“I'll take it.”
Together, they stuffed the fabric back in the box. “I'm Lucille Theriot, by the way,” the woman said. “I own this place.”
“Maggie Stevens.” Maggie took the offered hand. “Who's Lacy?”
Lucille laughed. “I have no idea. It was supposed to be
but the sign painter goofed. Come on. Let's drag this up front.”
All that velvet proved heavier than Maggie had anticipated. By the time they reached the front of the store, both women were red-faced and out of breath. “What . . . brings you . . . to Eureka?” Lucille asked.
Maggie waited a few seconds more before she answered. “My father was Jacob Murphy,” she said. “He left me his place, and I came up from Houston to settle his affairs.”
“Ah. I heard you were coming to visit. Welcome to town.”
“Are you trying to cover those windows in his cabin?”
“Just the ones in the bedroom. You've seen them?”
“Not exactly. And certainly not the ones in his bedroom.”
“Oh, I didn't mean . . .”
Lucille laughed. “I'm not saying I wouldn't have taken him up on the offer if he'd asked. Murph was a good-looking man, and he was only about eight years older than me, but we were just friends. I'm the one who sold him the windows.”
“You did?” Maggie glanced around her, wondering if there was a hardware department she'd missed.
“I bought out an estate over near Rico and the guy was a glazier who had all these odd sizes of windows someone had ordered for a custom home and never built. Murph had mentioned he wanted some new windows for his place, so I hooked him up. Murph always said he owed me for those windows. It was our running joke that someday I'd collect.” Her expression sobered. “It was a big shock when he died. He seemed like the kind who'd go on forever.”
“How did he die? No one told me.” She'd been so consumed with mapping out the details of her father's life that she hadn't thought to ask about his death.
“I heard it was a heart attack,” Lucille said. “He was working up at his place, stacking rocks or something, and just keeled over. You could ask Jameso. He's the one who found him.”
Jameso again. Did the guy make a habit of lurking around the cabin? Why? She fought annoyanceâat Jameso, and at her father, for dying before she had a chance to get to know him, and for not letting her be a part of his life while he was alive. After all these years, that rejection still hurt.
True to her claim of having “a little bit of everything,” Lucille unearthed a packet of needles and three spools of black thread to go with the theater curtains. Maggie added a pair of scissors and surveyed the pile. “What the heck am I going to hang these with?” she asked.

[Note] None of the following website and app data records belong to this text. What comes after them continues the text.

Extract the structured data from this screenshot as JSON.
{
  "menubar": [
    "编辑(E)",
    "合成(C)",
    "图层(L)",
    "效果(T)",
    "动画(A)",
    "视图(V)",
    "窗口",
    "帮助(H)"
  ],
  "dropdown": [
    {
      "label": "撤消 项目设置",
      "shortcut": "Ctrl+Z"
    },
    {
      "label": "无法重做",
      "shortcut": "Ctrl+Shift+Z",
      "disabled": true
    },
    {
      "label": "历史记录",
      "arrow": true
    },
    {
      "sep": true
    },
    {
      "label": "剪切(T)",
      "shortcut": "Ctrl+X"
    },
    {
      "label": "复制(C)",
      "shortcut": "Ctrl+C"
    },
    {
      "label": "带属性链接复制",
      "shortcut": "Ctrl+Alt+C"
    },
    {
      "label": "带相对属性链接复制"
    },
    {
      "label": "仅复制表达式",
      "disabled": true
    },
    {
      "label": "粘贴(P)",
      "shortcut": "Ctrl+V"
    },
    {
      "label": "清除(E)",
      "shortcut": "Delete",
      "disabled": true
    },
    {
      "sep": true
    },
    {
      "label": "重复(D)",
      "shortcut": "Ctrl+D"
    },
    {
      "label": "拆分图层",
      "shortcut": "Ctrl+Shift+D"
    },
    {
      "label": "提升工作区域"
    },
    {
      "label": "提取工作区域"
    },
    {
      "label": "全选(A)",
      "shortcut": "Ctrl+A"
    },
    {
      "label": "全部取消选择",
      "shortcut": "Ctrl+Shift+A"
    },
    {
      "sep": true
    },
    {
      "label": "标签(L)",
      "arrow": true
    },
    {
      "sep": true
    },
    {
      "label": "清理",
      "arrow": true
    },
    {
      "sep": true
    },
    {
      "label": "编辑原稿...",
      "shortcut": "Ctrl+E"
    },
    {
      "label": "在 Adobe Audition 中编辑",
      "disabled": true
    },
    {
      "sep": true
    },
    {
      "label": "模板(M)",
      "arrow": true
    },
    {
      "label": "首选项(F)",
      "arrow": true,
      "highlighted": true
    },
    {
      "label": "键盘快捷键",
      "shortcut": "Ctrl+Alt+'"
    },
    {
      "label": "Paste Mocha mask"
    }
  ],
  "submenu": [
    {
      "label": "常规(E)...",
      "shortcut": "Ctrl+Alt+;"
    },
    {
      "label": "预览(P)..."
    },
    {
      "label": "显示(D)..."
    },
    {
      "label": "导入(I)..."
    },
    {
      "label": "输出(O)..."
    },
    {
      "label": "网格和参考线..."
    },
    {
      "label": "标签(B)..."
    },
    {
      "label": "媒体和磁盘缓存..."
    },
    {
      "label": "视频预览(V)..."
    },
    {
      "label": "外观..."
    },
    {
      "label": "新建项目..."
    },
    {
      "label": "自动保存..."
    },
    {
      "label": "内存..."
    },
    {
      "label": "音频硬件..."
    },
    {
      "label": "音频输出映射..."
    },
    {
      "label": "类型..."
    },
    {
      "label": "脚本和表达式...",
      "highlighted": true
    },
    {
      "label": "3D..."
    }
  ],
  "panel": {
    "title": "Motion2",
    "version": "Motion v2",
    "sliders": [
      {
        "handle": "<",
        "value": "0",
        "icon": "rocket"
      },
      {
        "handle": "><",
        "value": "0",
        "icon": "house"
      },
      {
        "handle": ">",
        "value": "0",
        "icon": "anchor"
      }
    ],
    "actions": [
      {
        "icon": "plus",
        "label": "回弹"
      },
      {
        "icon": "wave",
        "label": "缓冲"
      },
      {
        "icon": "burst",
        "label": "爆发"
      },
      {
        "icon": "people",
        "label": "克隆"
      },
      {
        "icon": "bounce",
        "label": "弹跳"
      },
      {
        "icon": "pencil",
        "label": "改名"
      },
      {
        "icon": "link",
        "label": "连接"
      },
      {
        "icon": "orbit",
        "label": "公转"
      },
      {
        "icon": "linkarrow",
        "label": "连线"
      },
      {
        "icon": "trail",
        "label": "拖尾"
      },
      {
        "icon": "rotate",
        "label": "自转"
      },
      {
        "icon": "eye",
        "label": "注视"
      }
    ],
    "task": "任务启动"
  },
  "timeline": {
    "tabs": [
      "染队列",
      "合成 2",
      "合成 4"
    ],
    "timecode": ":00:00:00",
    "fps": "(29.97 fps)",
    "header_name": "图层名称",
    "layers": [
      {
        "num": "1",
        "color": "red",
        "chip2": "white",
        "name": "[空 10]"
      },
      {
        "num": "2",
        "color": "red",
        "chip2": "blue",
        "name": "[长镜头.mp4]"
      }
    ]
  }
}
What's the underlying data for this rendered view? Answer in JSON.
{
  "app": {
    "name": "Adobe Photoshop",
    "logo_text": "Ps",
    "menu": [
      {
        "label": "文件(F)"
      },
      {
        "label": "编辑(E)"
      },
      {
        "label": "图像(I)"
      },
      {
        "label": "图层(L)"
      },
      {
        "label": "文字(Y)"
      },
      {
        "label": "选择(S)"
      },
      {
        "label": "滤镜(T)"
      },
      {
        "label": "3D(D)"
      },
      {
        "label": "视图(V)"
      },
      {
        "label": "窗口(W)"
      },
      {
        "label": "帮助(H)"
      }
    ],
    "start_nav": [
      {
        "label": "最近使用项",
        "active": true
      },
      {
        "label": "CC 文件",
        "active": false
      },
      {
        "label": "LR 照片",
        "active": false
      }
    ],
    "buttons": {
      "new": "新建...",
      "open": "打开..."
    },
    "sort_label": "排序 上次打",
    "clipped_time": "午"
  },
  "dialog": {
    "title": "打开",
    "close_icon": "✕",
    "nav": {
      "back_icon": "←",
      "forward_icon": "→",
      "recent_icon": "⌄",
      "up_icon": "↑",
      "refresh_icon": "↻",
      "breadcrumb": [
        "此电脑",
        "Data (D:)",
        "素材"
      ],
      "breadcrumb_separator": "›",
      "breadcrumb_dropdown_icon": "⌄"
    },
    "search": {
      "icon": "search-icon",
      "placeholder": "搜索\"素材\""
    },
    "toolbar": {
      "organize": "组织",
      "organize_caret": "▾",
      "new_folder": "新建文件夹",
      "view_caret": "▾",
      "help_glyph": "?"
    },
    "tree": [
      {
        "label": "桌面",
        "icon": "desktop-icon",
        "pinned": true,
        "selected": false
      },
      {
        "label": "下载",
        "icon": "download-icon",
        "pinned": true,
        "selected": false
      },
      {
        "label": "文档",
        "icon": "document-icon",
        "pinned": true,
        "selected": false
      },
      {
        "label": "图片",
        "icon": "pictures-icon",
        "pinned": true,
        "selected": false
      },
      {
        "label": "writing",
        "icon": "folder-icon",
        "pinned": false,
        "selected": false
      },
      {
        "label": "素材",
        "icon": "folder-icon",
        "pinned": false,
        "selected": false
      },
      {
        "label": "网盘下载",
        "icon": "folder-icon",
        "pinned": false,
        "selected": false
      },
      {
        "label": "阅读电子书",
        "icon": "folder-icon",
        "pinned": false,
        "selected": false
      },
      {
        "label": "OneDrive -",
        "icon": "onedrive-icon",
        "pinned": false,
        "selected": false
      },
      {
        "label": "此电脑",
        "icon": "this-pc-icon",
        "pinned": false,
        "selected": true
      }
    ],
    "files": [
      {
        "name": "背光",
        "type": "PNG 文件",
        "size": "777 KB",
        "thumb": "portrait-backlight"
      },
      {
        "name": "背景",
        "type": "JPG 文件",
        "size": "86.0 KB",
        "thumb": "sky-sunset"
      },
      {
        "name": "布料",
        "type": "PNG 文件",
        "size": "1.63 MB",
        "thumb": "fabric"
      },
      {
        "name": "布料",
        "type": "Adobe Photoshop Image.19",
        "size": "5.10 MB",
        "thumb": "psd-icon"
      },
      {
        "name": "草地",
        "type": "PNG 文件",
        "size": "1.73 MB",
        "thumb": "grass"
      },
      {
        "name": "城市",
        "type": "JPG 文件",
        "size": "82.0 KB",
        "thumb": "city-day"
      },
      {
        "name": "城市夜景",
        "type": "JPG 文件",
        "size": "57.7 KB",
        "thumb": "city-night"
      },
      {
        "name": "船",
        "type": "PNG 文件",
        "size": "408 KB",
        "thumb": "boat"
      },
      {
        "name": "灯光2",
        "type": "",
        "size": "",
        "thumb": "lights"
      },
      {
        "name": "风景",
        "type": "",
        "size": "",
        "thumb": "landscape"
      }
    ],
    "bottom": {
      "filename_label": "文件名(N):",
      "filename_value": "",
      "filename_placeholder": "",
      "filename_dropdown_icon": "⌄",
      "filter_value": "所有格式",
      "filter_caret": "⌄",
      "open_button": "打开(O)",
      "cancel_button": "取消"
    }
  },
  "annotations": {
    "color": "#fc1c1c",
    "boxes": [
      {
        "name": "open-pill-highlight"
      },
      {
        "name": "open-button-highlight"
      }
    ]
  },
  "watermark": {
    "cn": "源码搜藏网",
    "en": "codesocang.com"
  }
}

“Hardware store up the street sells steel pipe and plumbing fittings,” Lucille said. “That's the only thing sturdy enough to support these heavy things, plus they'll cut them to size for you.”
Maggie nodded. After she measured the windows, she'd make another trip. She paid for the purchases with her credit card; then the two women wrestled the box out to the Jeep and Maggie headed back up toward Garnet Mountain, determined to spend the rest of the day looking for the French Mistress Mine and studying whatever papers her father had left behind.
She'd just passed the hot springs when her cell phone erupted with the opening notes of Vivaldi's “Spring.”
. She knew before she glanced at the phone, and guilt washed over her that she hadn't yet called her best friend. She pulled over onto the side of the road and answered the phone.
“You had better have been held hostage by Yetis or be in bed with some gorgeous, rich stud.”
Barb's husky drawl filled Maggie with an unexpected wave of homesickness. “I'm sorry I haven't called,” she said.
“So, no Yetis? And no stud? I'm disappointed in you, woman.”
“Give me a chance. I've only been here one day.”
“You must have been busy doing something, if you couldn't even be bothered to call me.”
“There's no cell service at my dad's place. And no landline.” No electricity or cable or Internet . . . Barb would be calling for men in white coats to take Maggie away when Maggie told her she planned to stay.
“Back up. You're staying at your dad's place?”
“Yes, it's a cabin on a remote mountainâa
cabin, not some real-estate developer's idea of a weekend getaway for the Ralph Lauren set. This is an old mining shack my dad remodeled.”
“Uh-huh. And what about the gold mine? And the two vehicles?”